An account of lyric which hinges on the locodescriptive can’t be made apart from the temporal. For the real work of the locodescriptive is not only, I think, to provide the details of place in their granular specificity, but to make those details capable of traveling across time. The horizontal axis of place must intersect with the vertical axis of time. As Sharon Cameron observes in her book, Lyric Time, lyric is also a working through of time; poems can be considered events in time, both in the sense of the time it takes to read them, which in effect causes us to experience time differently, and in the sense that they play with temporal sequence within the line, the stanza, even, I’d say, the syllable. Lyric, Cameron writes, is what arises out of “a contradiction between social and personal time…the lyric both rejects the limitation of social and objective time, those strictures that must drive hard lines between past, present and future, and must make use of them.”

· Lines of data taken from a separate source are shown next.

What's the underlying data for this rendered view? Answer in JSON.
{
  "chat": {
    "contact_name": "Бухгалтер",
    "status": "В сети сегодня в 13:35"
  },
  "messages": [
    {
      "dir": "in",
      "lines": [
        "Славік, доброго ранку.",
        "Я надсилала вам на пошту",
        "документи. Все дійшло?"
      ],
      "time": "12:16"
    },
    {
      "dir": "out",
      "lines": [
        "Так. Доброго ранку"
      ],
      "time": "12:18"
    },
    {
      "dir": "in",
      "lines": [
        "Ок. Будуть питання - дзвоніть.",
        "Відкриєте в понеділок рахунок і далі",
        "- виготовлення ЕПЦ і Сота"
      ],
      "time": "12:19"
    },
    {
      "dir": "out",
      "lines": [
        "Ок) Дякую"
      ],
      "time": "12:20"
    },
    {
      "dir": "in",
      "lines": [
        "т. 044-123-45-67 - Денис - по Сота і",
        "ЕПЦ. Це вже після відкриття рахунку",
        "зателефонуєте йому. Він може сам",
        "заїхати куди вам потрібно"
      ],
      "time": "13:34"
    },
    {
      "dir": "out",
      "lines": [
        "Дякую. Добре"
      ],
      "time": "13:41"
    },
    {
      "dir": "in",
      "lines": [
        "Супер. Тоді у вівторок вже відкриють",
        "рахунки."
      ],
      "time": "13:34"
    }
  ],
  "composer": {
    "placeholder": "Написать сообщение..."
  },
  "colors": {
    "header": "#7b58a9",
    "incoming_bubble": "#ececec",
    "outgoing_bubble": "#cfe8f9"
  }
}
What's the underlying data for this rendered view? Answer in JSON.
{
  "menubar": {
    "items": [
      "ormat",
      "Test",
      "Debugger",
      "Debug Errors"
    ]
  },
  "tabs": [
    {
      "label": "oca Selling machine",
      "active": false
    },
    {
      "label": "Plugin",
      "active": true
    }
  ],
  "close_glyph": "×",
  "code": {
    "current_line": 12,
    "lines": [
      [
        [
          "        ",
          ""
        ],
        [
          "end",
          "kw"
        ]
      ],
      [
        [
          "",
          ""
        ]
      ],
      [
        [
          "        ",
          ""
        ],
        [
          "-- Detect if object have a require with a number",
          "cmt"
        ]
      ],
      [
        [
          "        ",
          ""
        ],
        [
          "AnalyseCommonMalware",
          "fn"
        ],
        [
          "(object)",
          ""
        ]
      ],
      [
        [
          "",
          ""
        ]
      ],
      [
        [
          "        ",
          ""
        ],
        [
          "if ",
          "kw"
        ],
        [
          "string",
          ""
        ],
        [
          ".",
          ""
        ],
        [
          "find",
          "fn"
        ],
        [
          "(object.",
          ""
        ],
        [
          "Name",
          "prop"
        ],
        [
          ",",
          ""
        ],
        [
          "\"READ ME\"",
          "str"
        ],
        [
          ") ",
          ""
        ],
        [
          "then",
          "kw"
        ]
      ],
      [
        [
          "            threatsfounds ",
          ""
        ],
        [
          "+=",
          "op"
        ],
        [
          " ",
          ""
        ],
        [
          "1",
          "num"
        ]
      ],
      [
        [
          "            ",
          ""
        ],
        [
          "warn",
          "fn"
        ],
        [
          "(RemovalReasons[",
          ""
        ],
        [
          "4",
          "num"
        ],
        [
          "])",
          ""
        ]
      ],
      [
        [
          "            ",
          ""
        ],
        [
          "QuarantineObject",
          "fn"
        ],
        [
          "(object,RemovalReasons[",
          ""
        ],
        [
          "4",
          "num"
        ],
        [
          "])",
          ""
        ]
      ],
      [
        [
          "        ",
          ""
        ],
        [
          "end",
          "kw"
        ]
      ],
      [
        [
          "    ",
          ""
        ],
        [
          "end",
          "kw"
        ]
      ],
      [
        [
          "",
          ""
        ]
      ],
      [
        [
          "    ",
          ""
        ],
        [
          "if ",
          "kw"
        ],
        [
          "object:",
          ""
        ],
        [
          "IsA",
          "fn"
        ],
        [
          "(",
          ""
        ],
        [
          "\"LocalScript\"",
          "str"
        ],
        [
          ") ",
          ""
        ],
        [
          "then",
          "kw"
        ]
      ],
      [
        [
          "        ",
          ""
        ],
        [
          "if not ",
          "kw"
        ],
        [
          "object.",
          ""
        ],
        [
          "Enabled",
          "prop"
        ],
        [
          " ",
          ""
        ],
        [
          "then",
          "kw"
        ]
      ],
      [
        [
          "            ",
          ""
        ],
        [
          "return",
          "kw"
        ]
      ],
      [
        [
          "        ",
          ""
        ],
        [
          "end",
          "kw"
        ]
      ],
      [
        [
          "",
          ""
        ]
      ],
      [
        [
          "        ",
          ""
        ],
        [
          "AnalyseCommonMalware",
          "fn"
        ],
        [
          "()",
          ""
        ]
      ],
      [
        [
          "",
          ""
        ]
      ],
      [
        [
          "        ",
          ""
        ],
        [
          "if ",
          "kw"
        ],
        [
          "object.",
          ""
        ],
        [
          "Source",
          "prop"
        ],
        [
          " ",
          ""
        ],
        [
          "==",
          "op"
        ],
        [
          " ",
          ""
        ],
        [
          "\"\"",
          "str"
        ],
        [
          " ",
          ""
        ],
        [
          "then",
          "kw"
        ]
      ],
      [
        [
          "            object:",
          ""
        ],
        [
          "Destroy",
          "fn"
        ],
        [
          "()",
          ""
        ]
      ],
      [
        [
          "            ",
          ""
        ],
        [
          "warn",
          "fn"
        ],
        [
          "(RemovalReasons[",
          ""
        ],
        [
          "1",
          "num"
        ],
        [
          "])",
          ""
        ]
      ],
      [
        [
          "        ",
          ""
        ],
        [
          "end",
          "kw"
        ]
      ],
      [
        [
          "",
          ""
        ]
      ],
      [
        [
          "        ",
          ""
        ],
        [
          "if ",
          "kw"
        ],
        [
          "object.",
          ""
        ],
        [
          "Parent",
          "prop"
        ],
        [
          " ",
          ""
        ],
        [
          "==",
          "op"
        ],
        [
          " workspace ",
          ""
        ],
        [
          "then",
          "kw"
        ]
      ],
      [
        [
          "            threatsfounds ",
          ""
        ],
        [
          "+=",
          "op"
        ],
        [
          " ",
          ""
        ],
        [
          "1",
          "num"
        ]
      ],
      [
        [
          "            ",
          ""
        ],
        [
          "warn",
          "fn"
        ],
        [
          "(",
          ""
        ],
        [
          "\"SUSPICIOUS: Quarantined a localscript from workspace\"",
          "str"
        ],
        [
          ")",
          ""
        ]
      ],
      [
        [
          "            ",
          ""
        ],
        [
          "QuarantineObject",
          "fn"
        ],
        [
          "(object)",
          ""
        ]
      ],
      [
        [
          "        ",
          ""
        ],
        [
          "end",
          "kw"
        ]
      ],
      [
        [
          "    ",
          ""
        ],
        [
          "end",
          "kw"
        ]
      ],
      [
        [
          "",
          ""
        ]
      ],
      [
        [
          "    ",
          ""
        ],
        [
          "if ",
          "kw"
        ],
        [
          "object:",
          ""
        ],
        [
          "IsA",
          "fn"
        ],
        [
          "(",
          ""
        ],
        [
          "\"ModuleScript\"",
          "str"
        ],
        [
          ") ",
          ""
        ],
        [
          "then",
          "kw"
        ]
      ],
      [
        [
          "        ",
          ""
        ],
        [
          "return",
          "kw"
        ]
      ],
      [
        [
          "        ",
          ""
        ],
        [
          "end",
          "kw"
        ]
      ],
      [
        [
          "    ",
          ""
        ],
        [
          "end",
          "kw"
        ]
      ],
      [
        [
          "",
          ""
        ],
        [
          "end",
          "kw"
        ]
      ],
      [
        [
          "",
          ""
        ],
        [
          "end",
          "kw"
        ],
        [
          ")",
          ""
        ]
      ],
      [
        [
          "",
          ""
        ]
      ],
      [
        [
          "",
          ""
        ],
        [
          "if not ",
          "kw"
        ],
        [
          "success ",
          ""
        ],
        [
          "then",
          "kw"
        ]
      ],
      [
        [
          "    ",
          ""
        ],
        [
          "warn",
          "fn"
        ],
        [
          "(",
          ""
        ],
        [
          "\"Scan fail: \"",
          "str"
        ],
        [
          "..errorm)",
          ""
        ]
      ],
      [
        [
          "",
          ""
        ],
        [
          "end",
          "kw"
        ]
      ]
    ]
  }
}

The locodescrpitive lyric is nothing without either an analeptic movement toward the past or a proleptic movement into the future. As Heidegger said of Dasein, lyric poems might be thought of as constituted by and through time. A lyric poem is a kind of time machine: it gives us a concentrated form through which we might experience time, both as duration and evanescence. This is how lyric rescues the speaking voice from oblivion.